"Where the Judge is uncertain as to whether disqualification is appropriate it will usually be necessary for the parties to be given an opportunity to make submissions on the point after full disclosure of the circumstances ..."

Grey's determination to see the case through effectively cost her her job as a lawyer with the Department of Conservation.

As the litigation developed, the Attorney-General was named as a party, prompting the Solicitor-General to decide it was not appropriate for a lawyer working for the Government to act for a litigant against the Attorney-General.

Grey says it was part of her employment contract that she would be able to continue to act for existing clients in ongoing matters where she had the case knowledge.

She was dismissed and lost her case at the Employment Relations Authority. But DoC withdrew its dismissal, accepted her resignation and settled on otherwise confidential terms after Grey appealed to the Employment Court.

The Wilson matter is a test for the Supreme Court and another new New Zealand institution, the JCC.

The latter was set up in 2005 to deal with complaints about judges and to enhance public confidence in, and protect the impartiality and integrity of, the system.

The commissioner, Sir David Gascoigne, can decide to dismiss, refer the matter to the Chief Justice or recommend to the Attorney-General that a Judicial Conduct Panel be appointed to conduct a public investigation.

A panel must give its findings of fact to the Attorney-General, along with an opinion as to whether the judge's conduct justifies consideration of removal.

In the years since it was established the JCC has received 429 complaints, of which 10 have been referred to the head of the relevant judicial bench.

None have been referred to the panel.
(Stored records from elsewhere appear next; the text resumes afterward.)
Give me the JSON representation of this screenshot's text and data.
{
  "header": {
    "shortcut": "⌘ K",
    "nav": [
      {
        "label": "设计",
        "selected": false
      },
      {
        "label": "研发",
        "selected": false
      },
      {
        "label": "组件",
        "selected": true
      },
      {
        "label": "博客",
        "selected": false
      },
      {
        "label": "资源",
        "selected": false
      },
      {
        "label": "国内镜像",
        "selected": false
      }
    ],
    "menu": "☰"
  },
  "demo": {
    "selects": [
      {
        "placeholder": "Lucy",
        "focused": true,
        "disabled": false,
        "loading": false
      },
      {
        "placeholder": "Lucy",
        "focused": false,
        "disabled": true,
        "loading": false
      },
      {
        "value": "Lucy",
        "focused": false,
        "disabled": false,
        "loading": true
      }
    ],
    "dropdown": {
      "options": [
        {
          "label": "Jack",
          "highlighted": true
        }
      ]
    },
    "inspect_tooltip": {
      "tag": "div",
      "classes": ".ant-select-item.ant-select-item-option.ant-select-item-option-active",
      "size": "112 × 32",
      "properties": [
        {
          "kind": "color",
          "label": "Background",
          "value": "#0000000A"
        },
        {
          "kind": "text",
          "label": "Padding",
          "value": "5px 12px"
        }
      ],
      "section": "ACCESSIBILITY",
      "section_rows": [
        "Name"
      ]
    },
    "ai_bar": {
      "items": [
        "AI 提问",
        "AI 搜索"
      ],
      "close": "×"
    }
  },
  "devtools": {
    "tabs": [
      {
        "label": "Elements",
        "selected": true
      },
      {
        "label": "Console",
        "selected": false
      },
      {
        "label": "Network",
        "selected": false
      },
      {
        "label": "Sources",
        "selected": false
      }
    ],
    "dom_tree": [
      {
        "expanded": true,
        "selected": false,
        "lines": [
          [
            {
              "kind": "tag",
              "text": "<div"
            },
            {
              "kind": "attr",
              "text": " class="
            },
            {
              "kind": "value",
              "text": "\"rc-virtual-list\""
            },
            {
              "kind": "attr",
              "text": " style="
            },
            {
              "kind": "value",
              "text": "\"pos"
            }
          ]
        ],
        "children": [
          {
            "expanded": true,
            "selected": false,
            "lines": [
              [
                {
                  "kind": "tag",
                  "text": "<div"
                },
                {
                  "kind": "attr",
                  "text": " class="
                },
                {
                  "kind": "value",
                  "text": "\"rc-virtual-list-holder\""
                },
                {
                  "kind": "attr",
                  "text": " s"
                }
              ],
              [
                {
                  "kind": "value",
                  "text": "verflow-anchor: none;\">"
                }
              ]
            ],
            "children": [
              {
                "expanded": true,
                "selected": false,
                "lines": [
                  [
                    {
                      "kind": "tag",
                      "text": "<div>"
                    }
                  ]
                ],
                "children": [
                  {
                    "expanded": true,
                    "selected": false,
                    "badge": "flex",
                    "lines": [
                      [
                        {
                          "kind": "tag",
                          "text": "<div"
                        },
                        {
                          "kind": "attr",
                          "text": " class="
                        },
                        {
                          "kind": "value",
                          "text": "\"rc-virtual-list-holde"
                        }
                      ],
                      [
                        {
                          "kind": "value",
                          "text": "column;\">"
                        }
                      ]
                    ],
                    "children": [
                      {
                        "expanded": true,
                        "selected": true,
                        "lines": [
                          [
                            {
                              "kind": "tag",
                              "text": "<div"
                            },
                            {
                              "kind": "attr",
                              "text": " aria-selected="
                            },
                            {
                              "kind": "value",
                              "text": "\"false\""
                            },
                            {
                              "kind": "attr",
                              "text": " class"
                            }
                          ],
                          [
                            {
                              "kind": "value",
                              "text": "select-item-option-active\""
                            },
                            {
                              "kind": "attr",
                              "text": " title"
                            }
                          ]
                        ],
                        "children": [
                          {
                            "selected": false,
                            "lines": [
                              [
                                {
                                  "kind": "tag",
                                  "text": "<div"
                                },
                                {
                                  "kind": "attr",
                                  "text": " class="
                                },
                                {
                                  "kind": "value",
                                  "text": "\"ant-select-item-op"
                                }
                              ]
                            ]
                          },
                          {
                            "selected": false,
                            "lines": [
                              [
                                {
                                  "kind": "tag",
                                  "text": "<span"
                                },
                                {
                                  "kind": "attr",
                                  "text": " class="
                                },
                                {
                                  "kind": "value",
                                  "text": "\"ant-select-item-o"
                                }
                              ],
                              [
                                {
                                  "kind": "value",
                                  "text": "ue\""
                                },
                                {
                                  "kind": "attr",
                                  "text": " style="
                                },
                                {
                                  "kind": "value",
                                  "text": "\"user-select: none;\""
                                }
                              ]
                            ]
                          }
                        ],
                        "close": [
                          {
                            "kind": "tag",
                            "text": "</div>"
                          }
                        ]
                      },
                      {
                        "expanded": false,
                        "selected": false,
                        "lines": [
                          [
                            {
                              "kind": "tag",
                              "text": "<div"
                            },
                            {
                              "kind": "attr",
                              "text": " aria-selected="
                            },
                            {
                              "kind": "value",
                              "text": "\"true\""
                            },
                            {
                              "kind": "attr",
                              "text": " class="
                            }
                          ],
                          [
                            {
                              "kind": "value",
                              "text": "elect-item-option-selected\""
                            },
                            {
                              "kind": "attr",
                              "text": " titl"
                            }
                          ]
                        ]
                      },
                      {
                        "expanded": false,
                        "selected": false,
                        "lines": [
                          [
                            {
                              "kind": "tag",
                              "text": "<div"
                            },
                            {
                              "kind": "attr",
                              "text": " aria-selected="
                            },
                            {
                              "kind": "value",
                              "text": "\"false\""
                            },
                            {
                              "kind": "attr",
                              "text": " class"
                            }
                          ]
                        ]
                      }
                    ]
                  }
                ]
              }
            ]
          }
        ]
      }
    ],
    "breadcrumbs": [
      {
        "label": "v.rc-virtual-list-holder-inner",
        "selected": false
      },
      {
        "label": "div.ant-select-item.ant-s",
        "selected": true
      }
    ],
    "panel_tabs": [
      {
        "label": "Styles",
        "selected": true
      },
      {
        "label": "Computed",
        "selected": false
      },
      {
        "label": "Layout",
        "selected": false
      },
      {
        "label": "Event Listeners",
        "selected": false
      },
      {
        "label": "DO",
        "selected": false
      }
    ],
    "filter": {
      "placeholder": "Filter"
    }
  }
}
Sir David has enlisted the help of a former chief justice of Australia, Murray Gleeson, known for his thoroughness and, according to a profile, nicknamed "the Smiler" because of "the sternness of his mien".